Page and application data records
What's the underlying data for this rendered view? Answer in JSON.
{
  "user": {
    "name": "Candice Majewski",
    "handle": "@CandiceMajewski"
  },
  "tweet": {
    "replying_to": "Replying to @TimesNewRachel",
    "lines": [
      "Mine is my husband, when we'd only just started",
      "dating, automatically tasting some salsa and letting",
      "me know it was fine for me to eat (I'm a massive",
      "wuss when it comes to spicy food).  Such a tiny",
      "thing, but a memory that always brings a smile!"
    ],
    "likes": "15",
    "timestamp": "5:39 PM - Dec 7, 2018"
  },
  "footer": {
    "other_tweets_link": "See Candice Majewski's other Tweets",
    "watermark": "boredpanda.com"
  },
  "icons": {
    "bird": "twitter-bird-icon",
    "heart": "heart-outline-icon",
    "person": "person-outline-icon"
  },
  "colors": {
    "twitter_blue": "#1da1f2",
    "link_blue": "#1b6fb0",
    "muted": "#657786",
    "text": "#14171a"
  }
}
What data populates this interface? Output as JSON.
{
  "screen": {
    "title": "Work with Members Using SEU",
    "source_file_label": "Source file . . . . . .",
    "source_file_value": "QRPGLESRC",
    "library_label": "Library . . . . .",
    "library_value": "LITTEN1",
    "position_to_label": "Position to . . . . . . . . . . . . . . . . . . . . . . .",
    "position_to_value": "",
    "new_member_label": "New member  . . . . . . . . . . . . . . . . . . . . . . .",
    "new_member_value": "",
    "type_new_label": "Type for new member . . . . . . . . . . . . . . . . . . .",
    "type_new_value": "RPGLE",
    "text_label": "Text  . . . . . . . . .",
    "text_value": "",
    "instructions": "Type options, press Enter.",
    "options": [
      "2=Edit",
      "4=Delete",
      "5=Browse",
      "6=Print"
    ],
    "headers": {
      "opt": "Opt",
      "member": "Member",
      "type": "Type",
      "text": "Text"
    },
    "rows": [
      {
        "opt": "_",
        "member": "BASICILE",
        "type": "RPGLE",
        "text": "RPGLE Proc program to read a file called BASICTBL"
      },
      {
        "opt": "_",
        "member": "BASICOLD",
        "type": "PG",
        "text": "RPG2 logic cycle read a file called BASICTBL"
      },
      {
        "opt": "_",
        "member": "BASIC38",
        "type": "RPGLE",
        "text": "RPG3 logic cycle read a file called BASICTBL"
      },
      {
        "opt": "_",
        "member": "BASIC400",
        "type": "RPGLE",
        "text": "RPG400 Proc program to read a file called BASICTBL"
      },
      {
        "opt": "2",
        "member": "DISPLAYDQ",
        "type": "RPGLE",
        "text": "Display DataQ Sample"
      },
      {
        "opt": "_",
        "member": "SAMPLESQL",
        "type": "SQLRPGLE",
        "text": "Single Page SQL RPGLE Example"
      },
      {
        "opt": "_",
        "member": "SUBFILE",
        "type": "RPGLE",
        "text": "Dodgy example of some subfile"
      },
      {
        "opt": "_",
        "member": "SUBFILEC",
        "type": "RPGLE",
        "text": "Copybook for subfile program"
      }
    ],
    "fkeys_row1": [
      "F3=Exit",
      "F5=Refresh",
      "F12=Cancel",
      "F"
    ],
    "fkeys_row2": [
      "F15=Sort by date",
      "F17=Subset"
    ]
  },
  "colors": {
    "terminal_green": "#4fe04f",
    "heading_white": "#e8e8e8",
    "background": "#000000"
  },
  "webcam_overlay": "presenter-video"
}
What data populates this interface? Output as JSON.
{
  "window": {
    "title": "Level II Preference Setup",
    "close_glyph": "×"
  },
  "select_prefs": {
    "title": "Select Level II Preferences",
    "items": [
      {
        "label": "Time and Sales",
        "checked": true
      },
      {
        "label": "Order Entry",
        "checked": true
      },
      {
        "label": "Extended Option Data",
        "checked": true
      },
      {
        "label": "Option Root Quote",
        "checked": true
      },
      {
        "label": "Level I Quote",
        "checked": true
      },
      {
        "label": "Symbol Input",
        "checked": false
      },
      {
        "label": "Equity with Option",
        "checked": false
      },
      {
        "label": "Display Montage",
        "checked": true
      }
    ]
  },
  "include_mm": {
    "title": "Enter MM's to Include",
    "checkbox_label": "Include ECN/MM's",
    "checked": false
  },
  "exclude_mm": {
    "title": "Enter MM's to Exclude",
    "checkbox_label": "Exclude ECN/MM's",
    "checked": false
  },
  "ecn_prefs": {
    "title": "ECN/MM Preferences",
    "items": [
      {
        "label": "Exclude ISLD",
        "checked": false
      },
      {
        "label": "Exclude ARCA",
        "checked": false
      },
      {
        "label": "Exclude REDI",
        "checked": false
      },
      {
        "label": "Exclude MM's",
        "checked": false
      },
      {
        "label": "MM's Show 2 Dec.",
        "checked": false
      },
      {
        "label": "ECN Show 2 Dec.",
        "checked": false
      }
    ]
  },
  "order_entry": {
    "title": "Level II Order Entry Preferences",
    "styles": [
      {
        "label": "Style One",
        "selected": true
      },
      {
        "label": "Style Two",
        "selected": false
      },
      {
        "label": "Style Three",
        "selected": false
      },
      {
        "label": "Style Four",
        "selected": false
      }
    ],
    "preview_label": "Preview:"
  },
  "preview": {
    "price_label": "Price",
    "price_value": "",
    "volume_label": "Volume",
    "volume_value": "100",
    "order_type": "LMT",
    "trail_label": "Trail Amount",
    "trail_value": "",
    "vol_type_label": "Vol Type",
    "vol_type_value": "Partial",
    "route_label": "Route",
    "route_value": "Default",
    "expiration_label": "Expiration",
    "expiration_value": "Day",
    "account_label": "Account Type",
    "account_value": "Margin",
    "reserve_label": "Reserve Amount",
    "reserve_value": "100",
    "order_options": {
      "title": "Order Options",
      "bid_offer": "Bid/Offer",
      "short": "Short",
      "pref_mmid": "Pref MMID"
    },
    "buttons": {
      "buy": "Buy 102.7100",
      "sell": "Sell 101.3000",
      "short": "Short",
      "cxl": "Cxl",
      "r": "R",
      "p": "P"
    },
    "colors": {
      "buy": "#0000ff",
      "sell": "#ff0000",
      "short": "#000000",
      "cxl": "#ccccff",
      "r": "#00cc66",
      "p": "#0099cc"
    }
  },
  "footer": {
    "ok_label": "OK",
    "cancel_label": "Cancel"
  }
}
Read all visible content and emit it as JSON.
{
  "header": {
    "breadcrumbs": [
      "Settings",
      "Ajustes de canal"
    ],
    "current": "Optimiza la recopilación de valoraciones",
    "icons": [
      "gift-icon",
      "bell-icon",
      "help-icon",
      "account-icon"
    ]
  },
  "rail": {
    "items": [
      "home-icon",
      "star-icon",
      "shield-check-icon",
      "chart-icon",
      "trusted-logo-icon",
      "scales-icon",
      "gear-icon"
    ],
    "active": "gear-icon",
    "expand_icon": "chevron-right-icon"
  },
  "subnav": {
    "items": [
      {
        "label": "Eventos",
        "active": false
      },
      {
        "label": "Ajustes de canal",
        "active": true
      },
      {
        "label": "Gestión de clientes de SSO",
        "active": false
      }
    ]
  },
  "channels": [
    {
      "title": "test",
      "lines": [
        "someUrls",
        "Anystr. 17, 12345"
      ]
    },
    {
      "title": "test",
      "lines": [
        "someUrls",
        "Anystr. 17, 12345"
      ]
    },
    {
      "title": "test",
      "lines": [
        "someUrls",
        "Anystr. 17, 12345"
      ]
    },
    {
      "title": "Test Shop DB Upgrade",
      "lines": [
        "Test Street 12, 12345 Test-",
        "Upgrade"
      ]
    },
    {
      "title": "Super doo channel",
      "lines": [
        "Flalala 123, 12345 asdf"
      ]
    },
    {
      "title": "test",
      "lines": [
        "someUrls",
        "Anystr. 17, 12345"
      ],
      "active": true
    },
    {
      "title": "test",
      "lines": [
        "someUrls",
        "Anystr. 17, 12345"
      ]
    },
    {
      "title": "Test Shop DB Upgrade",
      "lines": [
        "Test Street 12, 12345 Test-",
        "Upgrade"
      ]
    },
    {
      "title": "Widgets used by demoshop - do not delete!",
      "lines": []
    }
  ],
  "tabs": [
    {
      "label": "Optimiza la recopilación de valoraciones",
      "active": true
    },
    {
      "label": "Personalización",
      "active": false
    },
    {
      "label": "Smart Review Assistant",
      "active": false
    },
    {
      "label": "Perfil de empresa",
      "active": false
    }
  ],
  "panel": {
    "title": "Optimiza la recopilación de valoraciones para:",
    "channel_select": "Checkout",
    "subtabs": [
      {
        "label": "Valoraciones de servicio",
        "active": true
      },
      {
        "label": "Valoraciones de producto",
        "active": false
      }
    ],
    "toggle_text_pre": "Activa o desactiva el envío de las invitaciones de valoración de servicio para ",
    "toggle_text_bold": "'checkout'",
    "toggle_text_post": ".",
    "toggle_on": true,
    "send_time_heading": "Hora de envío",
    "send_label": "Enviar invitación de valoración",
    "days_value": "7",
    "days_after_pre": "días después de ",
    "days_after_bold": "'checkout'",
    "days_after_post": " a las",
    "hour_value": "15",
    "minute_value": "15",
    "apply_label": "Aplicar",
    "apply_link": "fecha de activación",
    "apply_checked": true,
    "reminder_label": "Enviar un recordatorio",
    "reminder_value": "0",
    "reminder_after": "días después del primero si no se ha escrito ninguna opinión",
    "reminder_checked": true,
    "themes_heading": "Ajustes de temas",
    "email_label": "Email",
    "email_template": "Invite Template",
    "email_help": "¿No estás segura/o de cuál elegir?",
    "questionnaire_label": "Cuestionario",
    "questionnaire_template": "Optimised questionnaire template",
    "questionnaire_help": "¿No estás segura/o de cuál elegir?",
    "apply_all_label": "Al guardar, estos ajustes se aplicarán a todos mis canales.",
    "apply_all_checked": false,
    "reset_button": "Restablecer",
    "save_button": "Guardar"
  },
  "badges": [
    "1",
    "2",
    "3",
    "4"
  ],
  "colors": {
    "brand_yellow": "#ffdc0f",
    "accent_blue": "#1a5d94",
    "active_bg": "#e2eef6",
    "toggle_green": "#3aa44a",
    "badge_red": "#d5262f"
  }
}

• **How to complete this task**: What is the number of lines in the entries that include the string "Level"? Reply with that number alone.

• **Output**: 4